There are nearly two million apps available for Google’s Android operating system, and most are designed to run on smartphones or tablets. But operating systems like Remix OS and Phoenix OS make the case that you could run those apps in a desktop-like environment.
Shashlik is an open source project that takes a slightly different approach. Instead of turning Android into a desktop-style operating system, Shashlik aims to let you run Android apps as if they were native Linux apps.
In other words, you’d be able to run apps like Angry Birds and even Microsoft Office (mobile) alongside native Linux apps like LibreOffice, GIMP, and VLC in Ubuntu, Debian, Arch, or other GNU/Linux operating systems.
At least that’s the idea. Right now Shashlik is very much a work in progress and not many apps work yet. The developers have shown off Flappy Bird and Spotify running through Shashlik though.

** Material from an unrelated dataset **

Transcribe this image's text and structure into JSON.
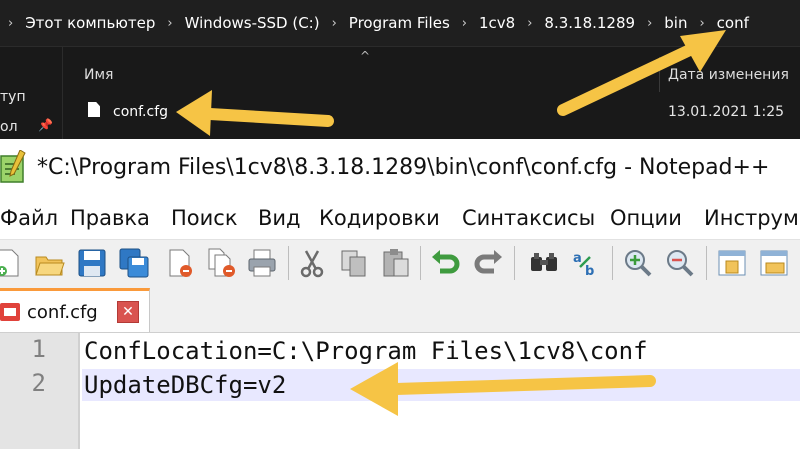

There are other ways to run Android apps in a desktop operating system. But most, like BlueStacks or AmiDuOS, rely on some sort of emulator. So essentially you’re running an entire Android operating system inside of a different operating system.
While Shashlik does use some emulation tools, it also brings a stripped-down version of Android to your existing Linux-based operating system and allows you to run apps in individual windows so they act more like, well, apps… and not like a whole Android device running inside of your operating system.
Of course, many of those apps rely on Android’s back button and other features, so the Shashlik runtime adds that.
Since Android already uses a Linux kernel, it’s possible Shashlik could eventually do away with the virtualization/emulation altogether and use a container model instead of an emulator.
As PC World notes, this sort of work could eventually allow Android apps to run not only on desktop computers… but also on smartphones running Ubuntu phone software.